The professionalization of history in English Canada to the 1950s.
|Title:||The professionalization of history in English Canada to the 1950s.|
|Authors:||Wright, Donald A.|

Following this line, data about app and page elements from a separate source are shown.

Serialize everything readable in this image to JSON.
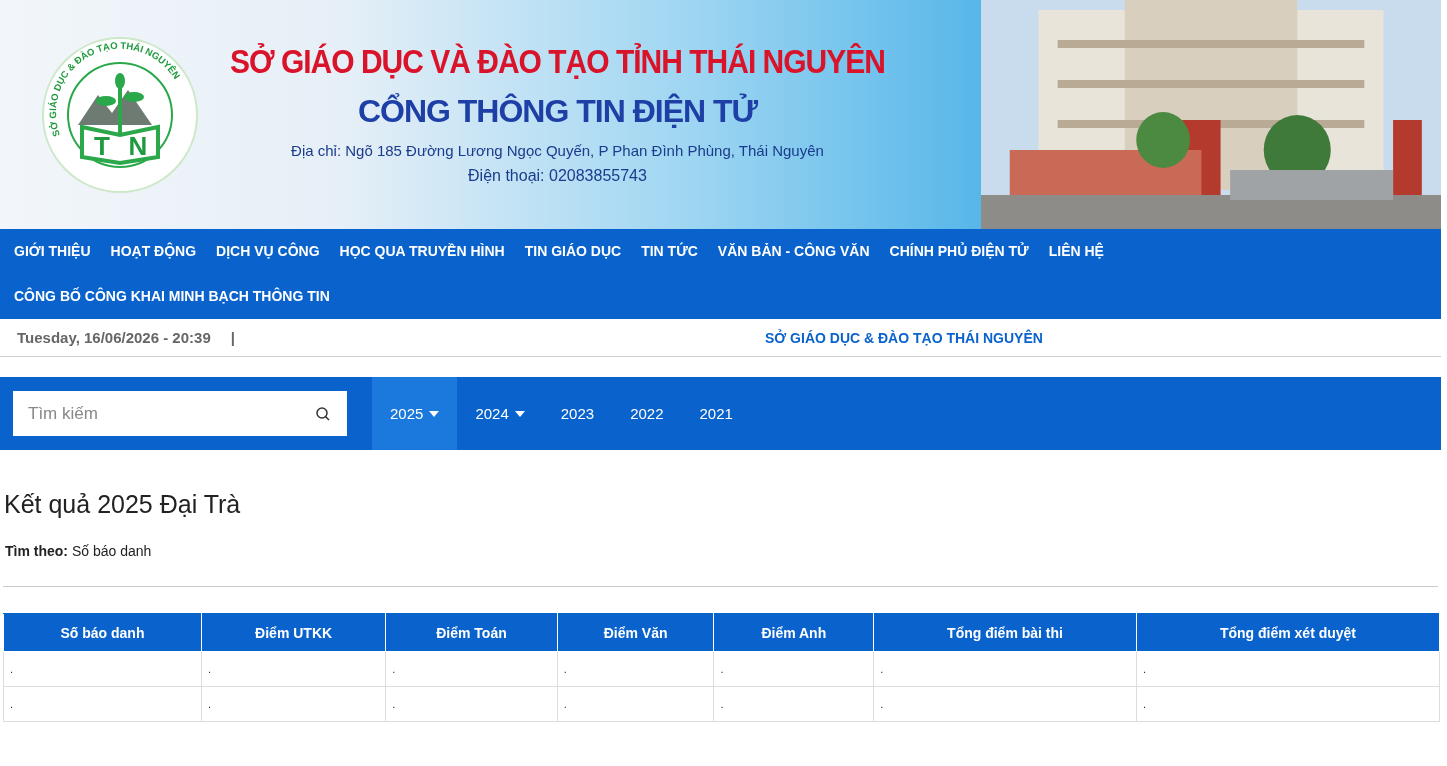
{
  "banner": {
    "logo": {
      "ring_text": "SỞ GIÁO DỤC & ĐÀO TẠO THÁI NGUYÊN",
      "letters": [
        "T",
        "N"
      ]
    },
    "title": "SỞ GIÁO DỤC VÀ ĐÀO TẠO TỈNH THÁI NGUYÊN",
    "subtitle": "CỔNG THÔNG TIN ĐIỆN TỬ",
    "address": "Địa chỉ: Ngõ 185 Đường Lương Ngọc Quyến, P Phan Đình Phùng, Thái Nguyên",
    "phone": "Điện thoại: 02083855743"
  },
  "nav": [
    "GIỚI THIỆU",
    "HOẠT ĐỘNG",
    "DỊCH VỤ CÔNG",
    "HỌC QUA TRUYỀN HÌNH",
    "TIN GIÁO DỤC",
    "TIN TỨC",
    "VĂN BẢN - CÔNG VĂN",
    "CHÍNH PHỦ ĐIỆN TỬ",
    "LIÊN HỆ",
    "CÔNG BỐ CÔNG KHAI MINH BẠCH THÔNG TIN"
  ],
  "info_bar": {
    "datetime": "Tuesday, 16/06/2026 - 20:39",
    "separator": "|",
    "org": "SỞ GIÁO DỤC & ĐÀO TẠO THÁI NGUYÊN"
  },
  "search": {
    "placeholder": "Tìm kiếm"
  },
  "years": [
    {
      "label": "2025",
      "dropdown": true,
      "selected": true
    },
    {
      "label": "2024",
      "dropdown": true,
      "selected": false
    },
    {
      "label": "2023",
      "dropdown": false,
      "selected": false
    },
    {
      "label": "2022",
      "dropdown": false,
      "selected": false
    },
    {
      "label": "2021",
      "dropdown": false,
      "selected": false
    }
  ],
  "heading": "Kết quả 2025 Đại Trà",
  "filter": {
    "label": "Tìm theo:",
    "value": "Số báo danh"
  },
  "table": {
    "columns": [
      "Số báo danh",
      "Điểm UTKK",
      "Điểm Toán",
      "Điểm Văn",
      "Điểm Anh",
      "Tổng điểm bài thi",
      "Tổng điểm xét duyệt"
    ],
    "rows": [
      [
        ".",
        ".",
        ".",
        ".",
        ".",
        ".",
        "."
      ],
      [
        ".",
        ".",
        ".",
        ".",
        ".",
        ".",
        "."
      ]
    ]
  }
}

|Abstract:||In opposition to the historiography which plots the rise of a historical profession in tum-of-the-century English Canada, this thesis argues that to think in terms of a rise from amateur history to professional history obscures more than it clarifies. Instead, it plots a different trajectory. Owing to the demands of an increasingly modern, urban and industrial society, intellectual life was transformed. In other words, one way of organizing intellectual life yielded to another way of organizing intellectual life. Whereas the nineteenth-century historian was a generalist for whom the study of the past was a part-time activity, the twentieth-century historian was a specialist for whom the study of the past was a full-time career. However, at the same time as there were changes in the practice of history, there were also important continuities. Against this backdrop, this thesis argues that while pre-professional historians could write hagiographic and patriotic books and articles, they also practised some of the techniques associated with professional history: archival research, historiography and the weighing of evidence. Moreover, women could be, and indeed were, historians when history was a part-time activity. Beginning with George Wrong's 1892 appointment to the University of Toronto, history began its migration into universities across English Canada. In addition, the Canadian Historical Review was launched in 1920; the Canadian Historical Association was founded in 1922; and graduate programmes were instituted. Historians also pursued a variety of professional strategies, including the drawing and policing of boundaries between who could and could not be a historical knower. Boundary-work was a gendered process. Whereas women were historians when history was understood as a past-time, they were excluded from the historical project when it was understood as a career. In this sense, the professionalization of history also saw its masculinization. Central to any professional project is the defence of independence. To study the defence of professional autonomy, this thesis examines the many relationships English-Canadian historians had with American philanthropy. In the absence of Canadian granting agencies, historians were forced to rely on American foundations for subventions to research and publication. Although the Carnegie Endowment for International Peace and the Rockefeller Foundation had their own research objectives, at the end of the day English-Canadian historians successfully pursued their own research agendas. In the crisis of World War II and the Cold War, professional historians began to re-think the historical project. Abandoning history as a practical social science, they returned to an older notion of history as a humanity concerned with questions about human values.|
|Collection||Thèses, 1910 - 2010 // Theses, 1910 - 2010|